[Interface dataset entries]
-*-*-

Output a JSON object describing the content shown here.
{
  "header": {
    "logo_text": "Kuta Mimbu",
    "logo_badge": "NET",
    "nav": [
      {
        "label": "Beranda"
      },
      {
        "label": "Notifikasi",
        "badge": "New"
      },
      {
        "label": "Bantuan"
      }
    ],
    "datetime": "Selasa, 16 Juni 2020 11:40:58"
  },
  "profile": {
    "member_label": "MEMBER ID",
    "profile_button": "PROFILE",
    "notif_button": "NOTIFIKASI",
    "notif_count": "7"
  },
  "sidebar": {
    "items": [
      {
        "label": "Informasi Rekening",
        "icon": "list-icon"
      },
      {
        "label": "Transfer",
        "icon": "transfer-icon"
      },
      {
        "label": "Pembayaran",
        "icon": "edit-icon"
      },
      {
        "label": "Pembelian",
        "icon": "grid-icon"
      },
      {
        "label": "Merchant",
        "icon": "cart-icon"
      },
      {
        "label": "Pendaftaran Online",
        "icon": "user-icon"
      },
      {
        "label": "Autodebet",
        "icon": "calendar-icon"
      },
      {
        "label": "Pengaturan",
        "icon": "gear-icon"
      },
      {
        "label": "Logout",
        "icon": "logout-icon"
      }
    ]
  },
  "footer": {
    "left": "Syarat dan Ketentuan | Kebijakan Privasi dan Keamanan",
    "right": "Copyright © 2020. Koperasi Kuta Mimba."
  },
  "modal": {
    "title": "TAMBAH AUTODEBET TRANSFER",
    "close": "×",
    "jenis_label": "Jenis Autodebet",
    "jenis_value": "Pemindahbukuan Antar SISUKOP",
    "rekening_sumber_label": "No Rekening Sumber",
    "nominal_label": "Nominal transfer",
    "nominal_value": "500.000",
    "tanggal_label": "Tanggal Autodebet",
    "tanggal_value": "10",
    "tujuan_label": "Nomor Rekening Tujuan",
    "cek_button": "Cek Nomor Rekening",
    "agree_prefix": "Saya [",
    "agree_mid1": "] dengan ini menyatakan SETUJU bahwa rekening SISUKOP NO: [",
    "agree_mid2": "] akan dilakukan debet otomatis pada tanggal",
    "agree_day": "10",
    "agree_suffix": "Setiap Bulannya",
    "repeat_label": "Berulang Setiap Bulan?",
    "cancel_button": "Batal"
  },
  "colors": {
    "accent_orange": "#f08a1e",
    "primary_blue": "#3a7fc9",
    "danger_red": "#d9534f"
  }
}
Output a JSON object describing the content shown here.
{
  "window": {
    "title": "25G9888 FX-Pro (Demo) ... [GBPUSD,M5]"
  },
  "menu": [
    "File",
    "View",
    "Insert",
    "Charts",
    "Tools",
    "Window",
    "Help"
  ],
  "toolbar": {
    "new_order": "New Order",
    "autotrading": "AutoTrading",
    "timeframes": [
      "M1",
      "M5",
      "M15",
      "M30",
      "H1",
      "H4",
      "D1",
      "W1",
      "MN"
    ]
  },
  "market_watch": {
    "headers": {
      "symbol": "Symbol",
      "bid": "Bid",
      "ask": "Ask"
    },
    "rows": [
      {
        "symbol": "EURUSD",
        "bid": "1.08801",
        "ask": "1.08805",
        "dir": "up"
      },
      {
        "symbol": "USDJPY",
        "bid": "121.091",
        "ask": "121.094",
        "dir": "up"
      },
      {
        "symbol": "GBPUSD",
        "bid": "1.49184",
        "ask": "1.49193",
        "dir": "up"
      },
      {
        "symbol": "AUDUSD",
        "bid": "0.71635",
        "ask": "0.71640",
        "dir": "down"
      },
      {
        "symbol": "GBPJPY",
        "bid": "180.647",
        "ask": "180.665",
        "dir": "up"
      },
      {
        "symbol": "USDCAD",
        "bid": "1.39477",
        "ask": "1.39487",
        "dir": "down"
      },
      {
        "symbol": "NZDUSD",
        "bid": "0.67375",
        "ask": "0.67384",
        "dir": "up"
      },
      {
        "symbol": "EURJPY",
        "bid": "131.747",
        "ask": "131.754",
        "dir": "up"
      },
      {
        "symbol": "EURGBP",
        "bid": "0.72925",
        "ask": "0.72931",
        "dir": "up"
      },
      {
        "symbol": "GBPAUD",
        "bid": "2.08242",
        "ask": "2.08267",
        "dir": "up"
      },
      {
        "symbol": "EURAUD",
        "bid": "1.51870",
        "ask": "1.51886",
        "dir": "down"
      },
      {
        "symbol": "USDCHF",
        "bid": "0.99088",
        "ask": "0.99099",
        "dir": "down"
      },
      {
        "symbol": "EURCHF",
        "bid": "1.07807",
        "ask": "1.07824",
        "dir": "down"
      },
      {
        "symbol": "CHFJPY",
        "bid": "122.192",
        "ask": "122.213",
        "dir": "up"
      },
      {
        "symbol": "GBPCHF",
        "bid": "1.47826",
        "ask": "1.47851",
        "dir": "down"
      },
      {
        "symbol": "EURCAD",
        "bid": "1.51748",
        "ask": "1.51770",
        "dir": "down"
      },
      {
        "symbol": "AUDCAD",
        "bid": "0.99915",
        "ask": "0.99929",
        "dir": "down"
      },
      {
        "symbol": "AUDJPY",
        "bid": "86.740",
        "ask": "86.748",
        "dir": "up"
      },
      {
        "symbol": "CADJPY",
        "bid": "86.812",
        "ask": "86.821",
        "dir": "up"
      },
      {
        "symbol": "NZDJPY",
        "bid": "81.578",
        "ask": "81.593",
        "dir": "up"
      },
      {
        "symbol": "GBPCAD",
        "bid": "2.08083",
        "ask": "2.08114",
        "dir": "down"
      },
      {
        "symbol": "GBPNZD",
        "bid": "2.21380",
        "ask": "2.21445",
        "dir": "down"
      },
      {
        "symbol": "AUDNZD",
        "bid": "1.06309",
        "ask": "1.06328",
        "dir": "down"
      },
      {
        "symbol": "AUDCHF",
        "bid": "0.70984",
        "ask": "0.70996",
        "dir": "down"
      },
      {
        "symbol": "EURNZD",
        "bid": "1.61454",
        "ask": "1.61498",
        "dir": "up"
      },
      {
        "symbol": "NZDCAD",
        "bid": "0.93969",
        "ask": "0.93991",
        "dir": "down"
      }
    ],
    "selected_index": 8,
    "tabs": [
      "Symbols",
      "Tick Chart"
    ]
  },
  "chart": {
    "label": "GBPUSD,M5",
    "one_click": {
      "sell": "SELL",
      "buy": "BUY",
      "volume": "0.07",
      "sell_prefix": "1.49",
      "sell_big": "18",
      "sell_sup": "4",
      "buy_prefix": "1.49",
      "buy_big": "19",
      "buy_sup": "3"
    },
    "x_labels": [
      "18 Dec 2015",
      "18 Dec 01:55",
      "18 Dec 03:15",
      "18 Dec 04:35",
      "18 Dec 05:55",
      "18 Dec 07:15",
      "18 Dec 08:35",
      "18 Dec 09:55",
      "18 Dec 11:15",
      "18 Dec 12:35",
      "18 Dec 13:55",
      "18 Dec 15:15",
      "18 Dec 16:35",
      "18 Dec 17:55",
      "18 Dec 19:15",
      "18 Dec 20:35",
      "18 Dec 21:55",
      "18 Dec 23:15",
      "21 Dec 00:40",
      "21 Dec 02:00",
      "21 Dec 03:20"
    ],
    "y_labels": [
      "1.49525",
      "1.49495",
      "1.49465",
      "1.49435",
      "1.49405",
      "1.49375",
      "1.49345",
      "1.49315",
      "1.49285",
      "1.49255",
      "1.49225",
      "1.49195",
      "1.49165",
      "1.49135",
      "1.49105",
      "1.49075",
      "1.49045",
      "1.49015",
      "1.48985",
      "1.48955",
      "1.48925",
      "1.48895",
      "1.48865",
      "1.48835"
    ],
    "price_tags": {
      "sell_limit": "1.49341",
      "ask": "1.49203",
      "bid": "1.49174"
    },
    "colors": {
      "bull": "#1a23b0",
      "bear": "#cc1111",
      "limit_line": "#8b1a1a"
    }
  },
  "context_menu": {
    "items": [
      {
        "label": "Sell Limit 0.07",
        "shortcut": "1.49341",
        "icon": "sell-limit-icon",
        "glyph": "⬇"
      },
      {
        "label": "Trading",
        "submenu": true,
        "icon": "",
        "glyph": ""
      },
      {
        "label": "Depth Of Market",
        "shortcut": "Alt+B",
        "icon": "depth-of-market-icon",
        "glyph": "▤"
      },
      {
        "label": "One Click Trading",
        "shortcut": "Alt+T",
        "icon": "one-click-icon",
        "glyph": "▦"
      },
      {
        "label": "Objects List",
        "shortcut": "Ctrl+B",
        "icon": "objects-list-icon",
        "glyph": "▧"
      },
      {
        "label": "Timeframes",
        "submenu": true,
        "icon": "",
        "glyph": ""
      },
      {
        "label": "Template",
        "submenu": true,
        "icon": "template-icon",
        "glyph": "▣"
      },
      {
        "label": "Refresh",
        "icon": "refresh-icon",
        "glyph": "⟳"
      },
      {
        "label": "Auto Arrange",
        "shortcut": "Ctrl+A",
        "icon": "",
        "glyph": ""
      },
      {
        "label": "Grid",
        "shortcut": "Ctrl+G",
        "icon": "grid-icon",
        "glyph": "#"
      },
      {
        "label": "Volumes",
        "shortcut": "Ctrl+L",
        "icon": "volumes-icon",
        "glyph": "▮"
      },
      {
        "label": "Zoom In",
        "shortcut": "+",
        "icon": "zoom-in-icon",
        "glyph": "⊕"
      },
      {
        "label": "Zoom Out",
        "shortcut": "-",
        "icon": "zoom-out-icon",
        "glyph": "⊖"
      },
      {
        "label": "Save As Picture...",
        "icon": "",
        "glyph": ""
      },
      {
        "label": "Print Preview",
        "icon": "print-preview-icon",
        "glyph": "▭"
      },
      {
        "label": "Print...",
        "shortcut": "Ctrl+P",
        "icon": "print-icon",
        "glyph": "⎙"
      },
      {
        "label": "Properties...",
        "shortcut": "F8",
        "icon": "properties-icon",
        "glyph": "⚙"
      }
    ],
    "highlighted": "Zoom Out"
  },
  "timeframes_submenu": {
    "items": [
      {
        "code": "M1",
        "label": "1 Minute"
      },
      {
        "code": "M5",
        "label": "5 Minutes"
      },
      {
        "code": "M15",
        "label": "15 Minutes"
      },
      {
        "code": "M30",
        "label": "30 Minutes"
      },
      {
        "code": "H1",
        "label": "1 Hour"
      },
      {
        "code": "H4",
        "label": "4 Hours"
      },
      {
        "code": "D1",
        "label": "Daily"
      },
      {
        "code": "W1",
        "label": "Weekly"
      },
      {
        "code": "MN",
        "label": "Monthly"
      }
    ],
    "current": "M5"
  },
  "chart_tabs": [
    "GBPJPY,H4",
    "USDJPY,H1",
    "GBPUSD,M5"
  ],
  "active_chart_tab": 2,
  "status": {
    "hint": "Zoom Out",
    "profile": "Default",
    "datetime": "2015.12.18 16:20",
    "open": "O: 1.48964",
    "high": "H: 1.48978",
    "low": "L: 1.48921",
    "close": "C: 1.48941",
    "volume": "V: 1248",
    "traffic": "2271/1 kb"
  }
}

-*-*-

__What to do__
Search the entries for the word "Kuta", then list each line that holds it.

__Reply to the exercise__
    "logo_text": "Kuta Mimbu",
    "right": "Copyright © 2020. Koperasi Kuta Mimba."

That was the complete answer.